More California cities may file for bankruptcy because they face the same toxic mix of falling tax revenue, rising payroll expenses and a slumping housing market . "I don't think Vallejo is unique," said Mark Levinson, a bankruptcy attorney hired by Vallejo. "Vallejo is not the only city in California or the U.S. that is saddled with employee contracts that are burdensome."
Vallejo promised its employees salaries, benefits and retirement packages that it simply cannot pay, signing generous labour contracts during economically flush times, claims Marcia Fritz, vice president of the California Foundation for Fiscal Responsibility
Governor Arnold Schwarzenegger asked Gerald Parsky ( he served as the California campaign chairman for President George W. Bush in 2000 and 2004.) of Los Angeles, former chairman of the UC Board of Regents to head a bi-partisan gubernatorial commission - Public Employee Post-Employment Benefits Commission - that studied California's public pension and healthcare liabilities. Parsky's firm, Aurora Capital Partners, also happens to invest $150 million for CalPERS, which just happens to be one of the world's largest pensions.
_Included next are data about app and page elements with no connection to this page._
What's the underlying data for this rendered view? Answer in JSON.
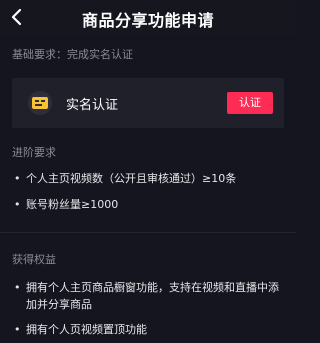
{
  "header": {
    "title": "商品分享功能申请"
  },
  "basic": {
    "label": "基础要求：完成实名认证",
    "card_label": "实名认证",
    "button_label": "认证"
  },
  "advanced": {
    "label": "进阶要求",
    "items": [
      "个人主页视频数（公开且审核通过）≥10条",
      "账号粉丝量≥1000"
    ]
  },
  "benefits": {
    "label": "获得权益",
    "items": [
      "拥有个人主页商品橱窗功能，支持在视频和直播中添加并分享商品",
      "拥有个人页视频置顶功能"
    ]
  },
  "colors": {
    "background": "#15151f",
    "card": "#20202b",
    "accent": "#fe2c55",
    "muted_text": "#8a8a95",
    "icon_yellow": "#f7c234"
  },
  "icons": {
    "back": "back-arrow-icon",
    "id": "id-card-icon"
  }
}
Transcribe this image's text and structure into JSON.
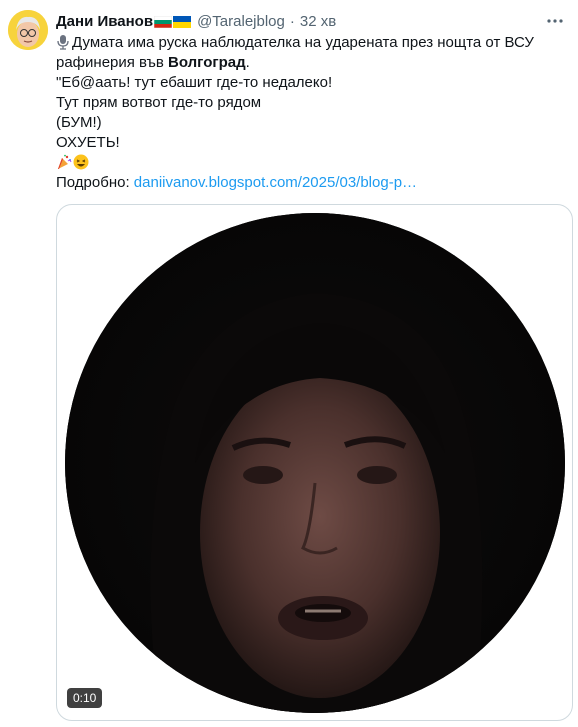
{
  "author": {
    "name": "Дани Иванов",
    "handle": "@Taralejblog",
    "separator": "·",
    "time": "32 хв",
    "avatar_color": "#f7d33c",
    "flags": [
      "bulgaria-flag-icon",
      "ukraine-flag-icon"
    ]
  },
  "more_icon": "more-dots-icon",
  "tweet": {
    "line1": "Думата има руска наблюдателка на ударената през нощта от ВСУ",
    "line2_prefix": "рафинерия във ",
    "line2_bold": "Волгоград",
    "line2_suffix": ".",
    "line3": "\"Еб@аать! тут ебашит где-то недалеко!",
    "line4": "Тут прям вотвот где-то рядом",
    "line5": "(БУМ!)",
    "line6": "ОХУЕТЬ!",
    "emojis": [
      "party-popper-icon",
      "laughing-face-icon"
    ],
    "link_prefix": "Подробно: ",
    "link_text": "daniivanov.blogspot.com/2025/03/blog-p…",
    "link_color": "#1d9bf0"
  },
  "media": {
    "type": "circular-video",
    "duration": "0:10"
  }
}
After 12 months looking at the California's liabilities they reported in January that their unfunded obligations were a jaw dropping US$118 billion for retiree healthcare -- the state of California was on the hook for US$48 billion -- plus US$63.5 billion for pensions.(Full report pdf) pensions were funded up to 89% , they were 119% funded in 2000.
Last month Schwarzenegger ordered his finance director, Mike Genest, to find a way to pay down the state's $48-billion unfunded healthcare obligation over a 30-year period without "raising taxes or dipping into the state's general fund." Genest estimates it will cost the state an extra $1.1 billion annually to fully fund retiree healthcare. It's already kicking in $1.6 billion, plus $4 billion for pensions.
As a small aside the Parsky report recommendation 28 has widespread utility worldwide...Which means, don't trust the actuaries, investment analysts, brokers, and check every assumption and calculation they make to arrive at their conclusions. Many (if not all) listed UK companies underfunded pensions to boost profits, share prices and Director's share option and bonuses.
At Appendix 3 Page 231 they even provide a through 16 page handy guide, "How to read an Actuarial Valuation" ...which is recommended reading to anyone with a Pension of any sort.
...and Lord Patel wished he had been able to read a copy about 15 years ago.